Git grep is a search command built around the Git ls-files command.
git ls-files | grep -v -f ignore.txt | xargs grep -n
The command line takes all the files checked into version control, strips out the unwanted files, then searches the remaining for a text string or regular expression.
The result is a list of matching lines with their filename and line numbers.
I wrote an Emacs command called slf-git-grep to run it. You select some text then press a key (ctrl+space) to find the selected text in all your source files. It opens a buffer for the results and the matching text is colored red.
This allows you to navigate your source with just a few keystrokes.
If there is no selection, it prompts you for the search string (or regular expression).
It works with multiple repositories on the same machine. Each one has its own results buffer that’s appended to.
The Git root folder is found mostly automatically by searching relative to the current file. If it cannot find it that way, it uses the Git root found last. If it still isn’t found, you are prompt for it.
You may have source checked in that you don’t want to look at. For example third party libs. You can exclude these files using ignore.txt.
The grep command looks for the ignore.txt file in the Git root directory and if not found it looks in your home folder.
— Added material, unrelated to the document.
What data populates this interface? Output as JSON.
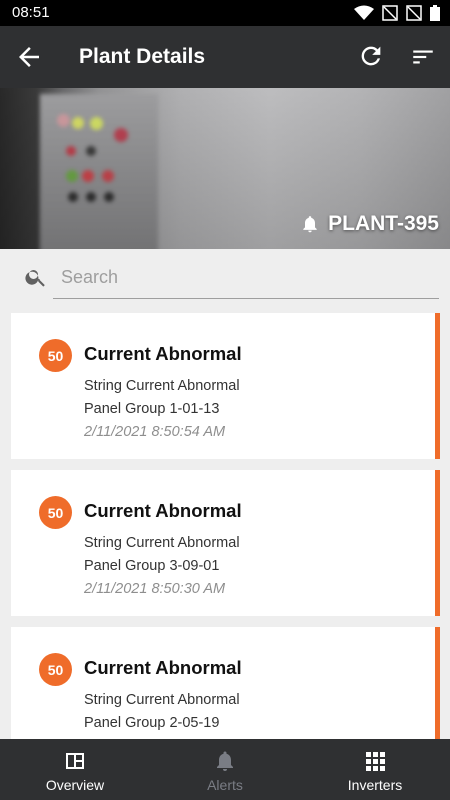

The results buffer shows the relative filename and line number. This allows you to go to the found line with one keystoke (ctrl+o). That’s done using another command I wrote called slf-open-file-under-cursor.
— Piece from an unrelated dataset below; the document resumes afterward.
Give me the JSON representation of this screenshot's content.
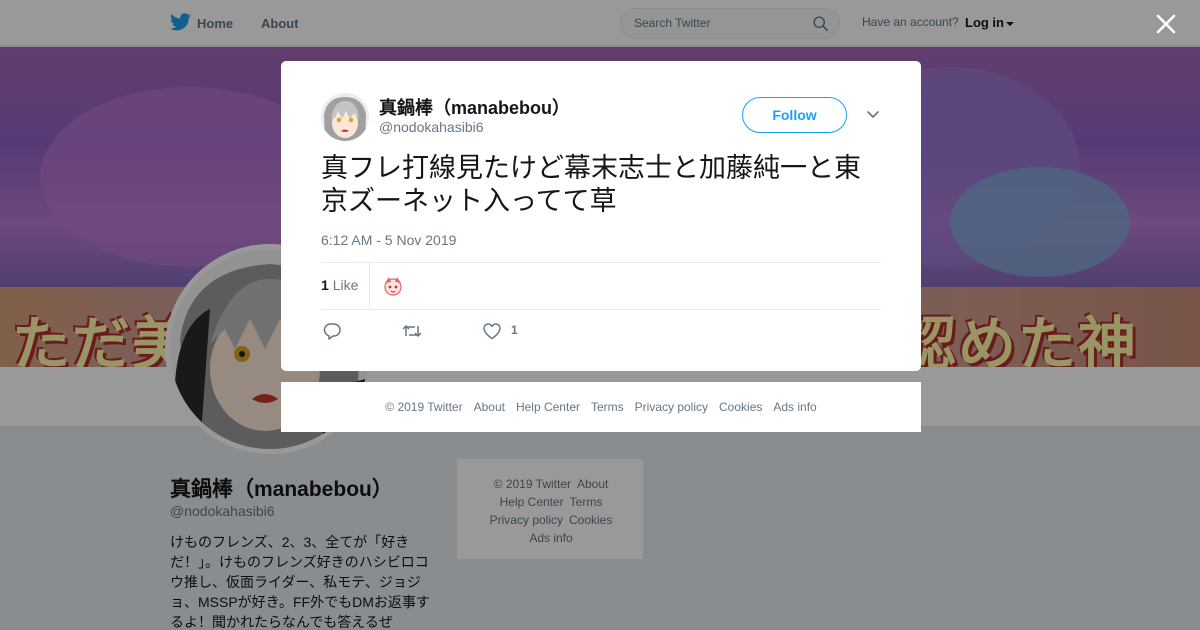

slf-open-file-under-cursor is an emacs command which opens the file under the cursor and goes to the specified line number.
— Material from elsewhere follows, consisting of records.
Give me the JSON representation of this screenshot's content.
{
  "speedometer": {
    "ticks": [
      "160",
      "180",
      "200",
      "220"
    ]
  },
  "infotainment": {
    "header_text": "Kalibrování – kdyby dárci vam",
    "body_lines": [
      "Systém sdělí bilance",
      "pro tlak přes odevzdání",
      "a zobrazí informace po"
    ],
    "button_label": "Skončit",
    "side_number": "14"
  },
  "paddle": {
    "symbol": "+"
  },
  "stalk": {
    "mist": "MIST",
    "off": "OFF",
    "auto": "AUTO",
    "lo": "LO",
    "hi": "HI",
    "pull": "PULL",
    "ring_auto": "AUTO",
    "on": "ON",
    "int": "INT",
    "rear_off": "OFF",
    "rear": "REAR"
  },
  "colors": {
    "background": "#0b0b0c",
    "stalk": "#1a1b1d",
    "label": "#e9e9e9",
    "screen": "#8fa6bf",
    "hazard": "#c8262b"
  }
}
The command parses the current line to extract the filename and line number. Then it opens the file and goes to the line.
The command supports common file/line formats generated by grep, a couple stack traces and logging.
Filename is either a full path or a filename relative to the current directory.
Download from github at: